The 2000 Milutin Milankovic Medal is awarded to Robert Sadourny for his exceptionally wide involvement to many facets of climate research, as his pioneer contribution in fundamental problems of atmospheric dynamics, his continuous help in developing space borne and field instrumentation and his leadership in atmosphere general circulation models.
Robert Sadourny started his career as an atmosphere modeller in the late sixties, by doing pioneering work on the use of icoahedral triangulation of the sphere for atmospheric general circulation modelling. This approach is being widely revived today in many research groups worldwide.

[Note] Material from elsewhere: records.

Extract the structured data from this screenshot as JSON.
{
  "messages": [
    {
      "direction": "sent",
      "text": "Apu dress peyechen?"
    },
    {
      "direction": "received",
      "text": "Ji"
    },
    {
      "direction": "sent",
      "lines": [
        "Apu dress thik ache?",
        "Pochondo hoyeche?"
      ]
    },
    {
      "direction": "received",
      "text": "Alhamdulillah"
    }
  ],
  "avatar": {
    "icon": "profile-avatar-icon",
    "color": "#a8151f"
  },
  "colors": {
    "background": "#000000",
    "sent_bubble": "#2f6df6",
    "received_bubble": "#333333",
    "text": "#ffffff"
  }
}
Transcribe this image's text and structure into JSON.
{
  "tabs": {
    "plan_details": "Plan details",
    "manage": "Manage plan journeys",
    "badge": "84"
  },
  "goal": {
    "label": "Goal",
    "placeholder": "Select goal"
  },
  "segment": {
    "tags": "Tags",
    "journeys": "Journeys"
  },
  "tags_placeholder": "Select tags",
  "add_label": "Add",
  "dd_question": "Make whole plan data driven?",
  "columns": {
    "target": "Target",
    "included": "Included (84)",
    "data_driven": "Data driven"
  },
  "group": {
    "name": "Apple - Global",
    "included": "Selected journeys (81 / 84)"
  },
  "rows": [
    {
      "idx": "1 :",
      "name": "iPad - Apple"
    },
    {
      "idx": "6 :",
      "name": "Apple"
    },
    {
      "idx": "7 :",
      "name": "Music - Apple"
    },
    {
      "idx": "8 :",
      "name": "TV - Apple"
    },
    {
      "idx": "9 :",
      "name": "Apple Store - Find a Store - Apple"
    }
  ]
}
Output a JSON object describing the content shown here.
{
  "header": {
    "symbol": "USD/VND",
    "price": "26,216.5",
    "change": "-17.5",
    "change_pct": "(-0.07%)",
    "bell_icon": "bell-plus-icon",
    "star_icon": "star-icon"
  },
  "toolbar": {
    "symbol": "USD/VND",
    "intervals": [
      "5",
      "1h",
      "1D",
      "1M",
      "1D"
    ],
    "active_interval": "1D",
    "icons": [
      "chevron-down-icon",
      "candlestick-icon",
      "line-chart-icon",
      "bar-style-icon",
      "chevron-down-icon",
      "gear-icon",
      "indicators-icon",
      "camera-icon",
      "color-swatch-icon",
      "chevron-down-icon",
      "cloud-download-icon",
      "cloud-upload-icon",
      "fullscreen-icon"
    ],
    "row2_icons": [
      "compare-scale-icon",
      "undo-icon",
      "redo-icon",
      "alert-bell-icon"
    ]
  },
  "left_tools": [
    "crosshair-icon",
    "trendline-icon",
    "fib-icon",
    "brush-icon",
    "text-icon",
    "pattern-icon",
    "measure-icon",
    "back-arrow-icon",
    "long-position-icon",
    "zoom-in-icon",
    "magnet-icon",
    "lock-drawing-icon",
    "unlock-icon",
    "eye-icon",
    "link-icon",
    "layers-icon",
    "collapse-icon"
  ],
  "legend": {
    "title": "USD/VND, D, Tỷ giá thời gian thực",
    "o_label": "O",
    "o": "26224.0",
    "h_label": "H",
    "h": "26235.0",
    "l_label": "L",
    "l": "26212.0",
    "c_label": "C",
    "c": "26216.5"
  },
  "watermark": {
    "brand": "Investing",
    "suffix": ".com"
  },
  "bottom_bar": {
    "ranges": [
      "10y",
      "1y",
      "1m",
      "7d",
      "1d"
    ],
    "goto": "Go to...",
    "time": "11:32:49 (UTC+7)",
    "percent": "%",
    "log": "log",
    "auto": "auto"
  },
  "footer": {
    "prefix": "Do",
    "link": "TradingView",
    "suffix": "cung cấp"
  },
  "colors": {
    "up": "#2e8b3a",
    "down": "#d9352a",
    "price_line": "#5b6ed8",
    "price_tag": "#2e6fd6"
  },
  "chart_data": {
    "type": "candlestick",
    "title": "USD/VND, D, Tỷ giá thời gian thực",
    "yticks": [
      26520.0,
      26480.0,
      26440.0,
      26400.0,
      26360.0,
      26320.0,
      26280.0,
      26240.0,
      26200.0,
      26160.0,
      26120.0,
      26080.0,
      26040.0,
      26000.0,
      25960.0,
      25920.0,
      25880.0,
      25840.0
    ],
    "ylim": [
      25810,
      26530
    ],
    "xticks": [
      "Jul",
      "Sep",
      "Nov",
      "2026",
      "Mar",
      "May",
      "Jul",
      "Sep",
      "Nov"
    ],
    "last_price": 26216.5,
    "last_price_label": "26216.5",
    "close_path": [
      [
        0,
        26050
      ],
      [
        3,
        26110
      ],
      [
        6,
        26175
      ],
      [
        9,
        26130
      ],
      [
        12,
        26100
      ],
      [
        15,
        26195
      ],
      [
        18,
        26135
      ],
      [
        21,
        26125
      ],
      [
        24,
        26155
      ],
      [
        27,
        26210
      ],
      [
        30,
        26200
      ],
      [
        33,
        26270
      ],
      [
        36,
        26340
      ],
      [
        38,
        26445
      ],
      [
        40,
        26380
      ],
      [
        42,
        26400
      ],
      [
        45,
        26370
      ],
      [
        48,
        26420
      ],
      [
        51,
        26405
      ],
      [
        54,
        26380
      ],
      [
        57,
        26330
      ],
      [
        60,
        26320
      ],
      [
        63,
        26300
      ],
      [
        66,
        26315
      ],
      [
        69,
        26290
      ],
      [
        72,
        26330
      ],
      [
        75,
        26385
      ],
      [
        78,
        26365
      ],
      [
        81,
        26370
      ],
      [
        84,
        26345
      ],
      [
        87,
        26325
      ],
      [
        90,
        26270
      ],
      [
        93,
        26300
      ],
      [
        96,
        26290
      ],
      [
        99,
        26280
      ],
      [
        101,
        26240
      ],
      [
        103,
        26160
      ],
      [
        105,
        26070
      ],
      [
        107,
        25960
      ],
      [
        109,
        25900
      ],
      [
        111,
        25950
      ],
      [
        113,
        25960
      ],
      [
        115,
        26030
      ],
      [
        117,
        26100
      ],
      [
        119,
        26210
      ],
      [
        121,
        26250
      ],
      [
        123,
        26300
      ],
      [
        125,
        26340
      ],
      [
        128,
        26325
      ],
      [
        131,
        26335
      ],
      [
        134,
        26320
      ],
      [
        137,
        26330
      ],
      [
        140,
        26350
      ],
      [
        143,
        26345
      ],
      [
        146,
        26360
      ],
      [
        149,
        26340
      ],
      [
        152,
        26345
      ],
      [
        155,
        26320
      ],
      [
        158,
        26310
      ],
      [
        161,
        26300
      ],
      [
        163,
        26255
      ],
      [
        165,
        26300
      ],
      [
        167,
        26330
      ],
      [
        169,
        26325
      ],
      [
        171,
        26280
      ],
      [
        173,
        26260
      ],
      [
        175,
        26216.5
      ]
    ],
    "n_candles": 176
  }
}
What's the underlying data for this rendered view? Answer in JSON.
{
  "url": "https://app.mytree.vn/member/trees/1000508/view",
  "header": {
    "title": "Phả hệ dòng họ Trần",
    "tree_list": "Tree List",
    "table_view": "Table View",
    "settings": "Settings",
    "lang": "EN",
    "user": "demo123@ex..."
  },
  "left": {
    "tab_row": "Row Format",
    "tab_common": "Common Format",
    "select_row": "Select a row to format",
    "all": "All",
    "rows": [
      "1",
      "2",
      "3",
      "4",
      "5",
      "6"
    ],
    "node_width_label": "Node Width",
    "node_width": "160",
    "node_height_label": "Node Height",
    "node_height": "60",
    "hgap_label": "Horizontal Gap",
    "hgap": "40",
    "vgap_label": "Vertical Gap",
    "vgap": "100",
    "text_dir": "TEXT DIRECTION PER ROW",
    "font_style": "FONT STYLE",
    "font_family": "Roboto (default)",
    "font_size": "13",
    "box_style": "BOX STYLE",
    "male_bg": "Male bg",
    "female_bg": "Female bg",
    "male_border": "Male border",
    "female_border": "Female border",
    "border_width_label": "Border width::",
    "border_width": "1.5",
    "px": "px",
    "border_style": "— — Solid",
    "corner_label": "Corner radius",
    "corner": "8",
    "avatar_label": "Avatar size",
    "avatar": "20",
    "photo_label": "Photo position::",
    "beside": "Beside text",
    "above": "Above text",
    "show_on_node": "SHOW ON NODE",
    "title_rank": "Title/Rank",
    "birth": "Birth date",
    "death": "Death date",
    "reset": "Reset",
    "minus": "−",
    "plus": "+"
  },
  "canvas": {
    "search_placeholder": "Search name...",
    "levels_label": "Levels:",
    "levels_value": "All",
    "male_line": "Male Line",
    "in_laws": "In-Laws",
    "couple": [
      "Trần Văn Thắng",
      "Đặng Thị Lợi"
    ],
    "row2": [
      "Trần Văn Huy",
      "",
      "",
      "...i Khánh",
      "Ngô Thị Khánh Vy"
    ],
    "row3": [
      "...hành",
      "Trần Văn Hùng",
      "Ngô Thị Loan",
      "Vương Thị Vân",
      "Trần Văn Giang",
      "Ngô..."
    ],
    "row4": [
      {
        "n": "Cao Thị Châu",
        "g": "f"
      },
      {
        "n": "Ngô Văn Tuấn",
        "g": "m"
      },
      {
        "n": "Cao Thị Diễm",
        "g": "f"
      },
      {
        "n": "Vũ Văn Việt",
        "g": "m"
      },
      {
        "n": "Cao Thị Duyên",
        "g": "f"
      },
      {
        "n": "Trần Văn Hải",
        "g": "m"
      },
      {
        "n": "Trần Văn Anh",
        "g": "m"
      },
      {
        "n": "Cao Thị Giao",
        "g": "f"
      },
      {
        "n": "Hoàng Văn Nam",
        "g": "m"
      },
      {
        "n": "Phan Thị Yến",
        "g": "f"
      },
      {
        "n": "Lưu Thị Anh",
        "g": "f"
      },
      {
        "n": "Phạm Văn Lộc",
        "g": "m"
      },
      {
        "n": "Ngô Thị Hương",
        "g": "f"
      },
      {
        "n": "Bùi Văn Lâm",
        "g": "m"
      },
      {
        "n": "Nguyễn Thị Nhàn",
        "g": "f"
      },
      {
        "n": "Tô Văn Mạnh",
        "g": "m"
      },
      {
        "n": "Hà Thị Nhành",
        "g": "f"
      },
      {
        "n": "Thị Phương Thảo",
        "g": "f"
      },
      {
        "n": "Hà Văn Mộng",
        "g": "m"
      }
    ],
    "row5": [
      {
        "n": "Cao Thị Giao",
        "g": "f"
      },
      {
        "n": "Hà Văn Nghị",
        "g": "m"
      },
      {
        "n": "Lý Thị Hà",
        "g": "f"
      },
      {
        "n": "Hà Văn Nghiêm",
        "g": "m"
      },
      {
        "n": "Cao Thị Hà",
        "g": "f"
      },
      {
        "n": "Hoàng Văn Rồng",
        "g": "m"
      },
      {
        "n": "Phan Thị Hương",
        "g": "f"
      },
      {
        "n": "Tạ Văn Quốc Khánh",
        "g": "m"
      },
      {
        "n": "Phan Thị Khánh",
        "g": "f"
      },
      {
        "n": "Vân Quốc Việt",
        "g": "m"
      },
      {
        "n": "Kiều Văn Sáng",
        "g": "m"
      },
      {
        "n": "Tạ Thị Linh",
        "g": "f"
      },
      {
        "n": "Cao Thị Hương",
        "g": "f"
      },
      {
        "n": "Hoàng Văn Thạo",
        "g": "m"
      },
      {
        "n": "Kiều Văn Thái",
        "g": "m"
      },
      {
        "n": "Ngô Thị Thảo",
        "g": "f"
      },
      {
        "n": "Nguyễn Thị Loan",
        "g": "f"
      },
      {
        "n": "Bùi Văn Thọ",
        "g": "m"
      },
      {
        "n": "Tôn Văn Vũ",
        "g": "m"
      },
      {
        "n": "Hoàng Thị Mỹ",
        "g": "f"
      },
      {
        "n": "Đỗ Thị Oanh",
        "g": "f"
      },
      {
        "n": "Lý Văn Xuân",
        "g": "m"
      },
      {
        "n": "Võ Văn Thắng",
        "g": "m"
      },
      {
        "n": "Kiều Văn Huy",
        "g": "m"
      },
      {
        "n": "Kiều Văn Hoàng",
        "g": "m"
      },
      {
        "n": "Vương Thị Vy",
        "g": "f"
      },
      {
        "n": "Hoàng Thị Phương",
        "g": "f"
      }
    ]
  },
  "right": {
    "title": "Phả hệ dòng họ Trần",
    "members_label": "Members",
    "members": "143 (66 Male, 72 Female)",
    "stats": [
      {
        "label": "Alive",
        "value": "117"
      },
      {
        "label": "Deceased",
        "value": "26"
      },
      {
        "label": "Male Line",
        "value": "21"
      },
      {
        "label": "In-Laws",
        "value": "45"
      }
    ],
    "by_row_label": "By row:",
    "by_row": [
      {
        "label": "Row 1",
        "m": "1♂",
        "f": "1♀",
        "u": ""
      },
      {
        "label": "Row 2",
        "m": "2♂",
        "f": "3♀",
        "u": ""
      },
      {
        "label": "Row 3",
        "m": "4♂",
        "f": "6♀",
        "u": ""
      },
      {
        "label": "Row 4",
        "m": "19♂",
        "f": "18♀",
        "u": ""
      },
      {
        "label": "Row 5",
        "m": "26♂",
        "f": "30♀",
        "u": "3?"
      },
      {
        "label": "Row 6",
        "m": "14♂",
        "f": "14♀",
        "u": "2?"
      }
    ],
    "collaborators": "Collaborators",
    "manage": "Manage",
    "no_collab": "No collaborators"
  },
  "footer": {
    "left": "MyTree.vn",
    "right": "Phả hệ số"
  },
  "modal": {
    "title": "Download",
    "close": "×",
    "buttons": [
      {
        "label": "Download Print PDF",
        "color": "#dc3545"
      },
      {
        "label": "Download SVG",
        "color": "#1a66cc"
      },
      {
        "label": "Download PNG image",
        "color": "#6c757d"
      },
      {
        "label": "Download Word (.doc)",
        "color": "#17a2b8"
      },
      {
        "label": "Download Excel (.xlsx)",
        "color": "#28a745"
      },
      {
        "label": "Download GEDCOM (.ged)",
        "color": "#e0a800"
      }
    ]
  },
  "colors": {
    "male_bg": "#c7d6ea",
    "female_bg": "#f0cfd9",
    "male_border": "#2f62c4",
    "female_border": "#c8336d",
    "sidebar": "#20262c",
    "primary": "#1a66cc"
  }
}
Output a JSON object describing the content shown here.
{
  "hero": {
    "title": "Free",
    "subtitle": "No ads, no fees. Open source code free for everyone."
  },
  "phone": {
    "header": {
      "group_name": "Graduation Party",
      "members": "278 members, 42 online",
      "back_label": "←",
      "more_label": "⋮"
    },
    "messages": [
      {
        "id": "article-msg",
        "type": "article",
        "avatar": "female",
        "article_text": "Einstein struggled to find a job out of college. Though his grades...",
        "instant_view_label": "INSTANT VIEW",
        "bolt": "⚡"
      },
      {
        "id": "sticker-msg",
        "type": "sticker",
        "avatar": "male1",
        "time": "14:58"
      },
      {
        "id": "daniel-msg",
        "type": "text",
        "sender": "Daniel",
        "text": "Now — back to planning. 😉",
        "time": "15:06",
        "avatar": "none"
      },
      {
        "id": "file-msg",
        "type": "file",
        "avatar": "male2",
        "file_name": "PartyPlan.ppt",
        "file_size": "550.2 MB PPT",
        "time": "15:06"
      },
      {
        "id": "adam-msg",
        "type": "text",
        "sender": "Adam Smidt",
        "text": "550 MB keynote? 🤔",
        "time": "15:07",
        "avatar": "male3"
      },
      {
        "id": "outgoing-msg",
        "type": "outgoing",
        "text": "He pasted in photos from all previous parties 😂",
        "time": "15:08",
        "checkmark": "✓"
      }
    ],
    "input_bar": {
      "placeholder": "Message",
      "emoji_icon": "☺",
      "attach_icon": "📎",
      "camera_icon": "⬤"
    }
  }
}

Creating the atmospheric modelling group in France at the Laboratoire de Meteorologie Dynamique (LMD), Robert Sadourny was the first to recognise the importance of the conservation properties linked to potential vorticity dynamics in the modelling of geophysical flows, and use them in designing new finite difference algorithms which were quickly used operationally in several centres including the European Centre for Medium Range Forecasts.
In parallel to atmospheric large scale modelling, he developed and led the LMD team on nonlinear dynamics, who made a number of significant contributions to various aspects of two-dimensional and quasi-geostrophic turbulence. Another notable achievement was his derivation of an energy conserving parametrisation of sub-grid scale baroclinic eddies in quasigeostrophic or primitive equation models.
In the early eighties he led with coworkers several pioneering studies on transport processes in relation to the general circulation of the atmosphere, applied to water isotopes, to desert dust, or to inverting the water cycle for investigating the origin of precipitating water.
For three four-year terms he was Director of the Laboratoire de Meteorologie Dynamique, one of the leading French laboratories in the dynamics of atmosphere and climate. He used this leadership to help developing space borne instrumentations at LMD, and became Chairman of the Earth-Atmosphere-Ocean-Biosphere Scientific Steering Group of CNES, the French space agency.
In recent years his research has become more focused on climate dynamics and modelling, with the development of a general interface for coupling the atmosphere to the land or ocean, investigation of the sensitivity of climate to variations of the solar activity, El Nino dynamics and their interaction with the Asian monsoons. More recently, he has led the French component of the international INDOEX field experiment and conducted himself part of the measurement campaign. He is currently a member of the Scientific Council of the Indo-French Centre for Advanced Scientific Research.
Among other distinctions he has been awarded the Silver Medal of CNRS and the Alexandre Johannides Grand Prize of the French Academy of Sciences. He is a member of Academia Europaea.